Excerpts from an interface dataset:
——

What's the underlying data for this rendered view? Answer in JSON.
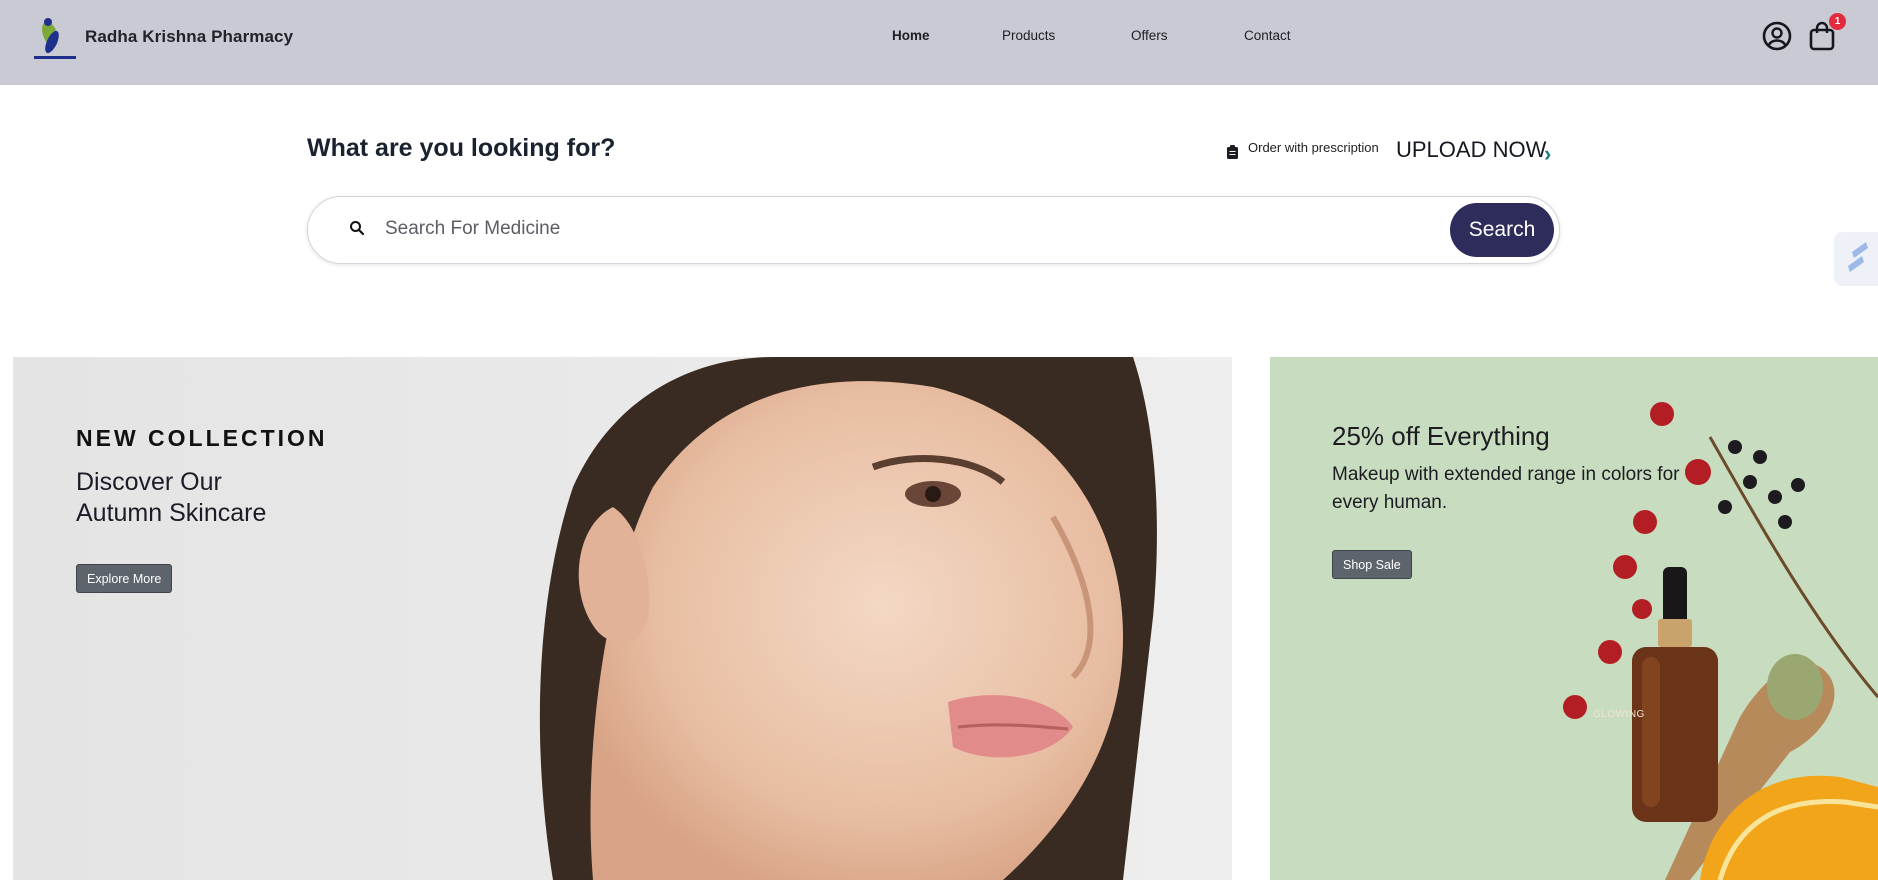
{
  "header": {
    "brand": "Radha Krishna Pharmacy",
    "nav": [
      {
        "label": "Home",
        "active": true
      },
      {
        "label": "Products",
        "active": false
      },
      {
        "label": "Offers",
        "active": false
      },
      {
        "label": "Contact",
        "active": false
      }
    ],
    "cart_count": "1",
    "icons": [
      "user-icon",
      "shopping-bag-icon"
    ],
    "colors": {
      "background": "#c9cad4",
      "badge": "#e22b3d"
    }
  },
  "search_section": {
    "question": "What are you looking for?",
    "prescription_text": "Order with prescription",
    "upload_label": "UPLOAD NOW",
    "upload_chevron": "›",
    "search_placeholder": "Search For Medicine",
    "search_button": "Search",
    "colors": {
      "button": "#2e2c5a",
      "chevron": "#1a7a85"
    }
  },
  "banners": {
    "collection": {
      "eyebrow": "NEW COLLECTION",
      "title_line1": "Discover Our",
      "title_line2": "Autumn Skincare",
      "button": "Explore More"
    },
    "offer": {
      "title": "25% off Everything",
      "subtitle": "Makeup with extended range in colors for every human.",
      "button": "Shop Sale",
      "product_label": "GLOWING"
    }
  }
}
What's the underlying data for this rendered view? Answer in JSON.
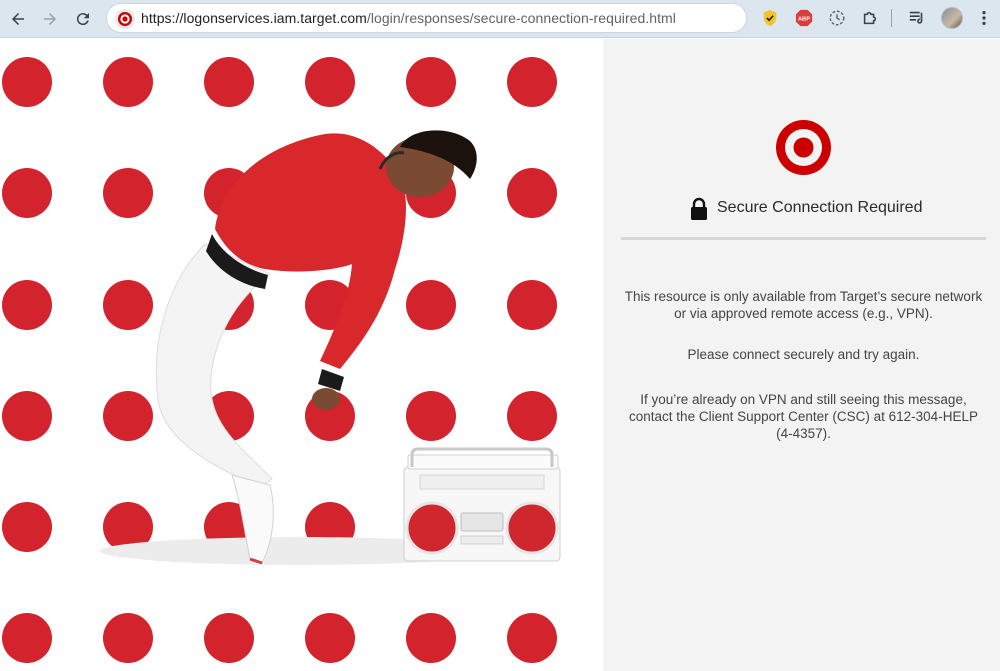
{
  "browser": {
    "url_host": "https://logonservices.iam.target.com",
    "url_path": "/login/responses/secure-connection-required.html",
    "extensions": [
      "norton-shield-icon",
      "adblock-icon",
      "sync-icon",
      "puzzle-icon",
      "media-queue-icon"
    ],
    "adblock_label": "ABP"
  },
  "panel": {
    "heading": "Secure Connection Required",
    "message_1": "This resource is only available from Target’s secure network or via approved remote access (e.g., VPN).",
    "message_2": "Please connect securely and try again.",
    "message_3": "If you’re already on VPN and still seeing this message, contact the Client Support Center (CSC) at 612-304-HELP (4-4357)."
  },
  "colors": {
    "brand_red": "#cc0000",
    "dot_red": "#d3232d",
    "panel_bg": "#f3f3f3",
    "toolbar_bg": "#dbe6ef"
  }
}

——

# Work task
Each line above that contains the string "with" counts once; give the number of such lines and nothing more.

# Solution to this problem
2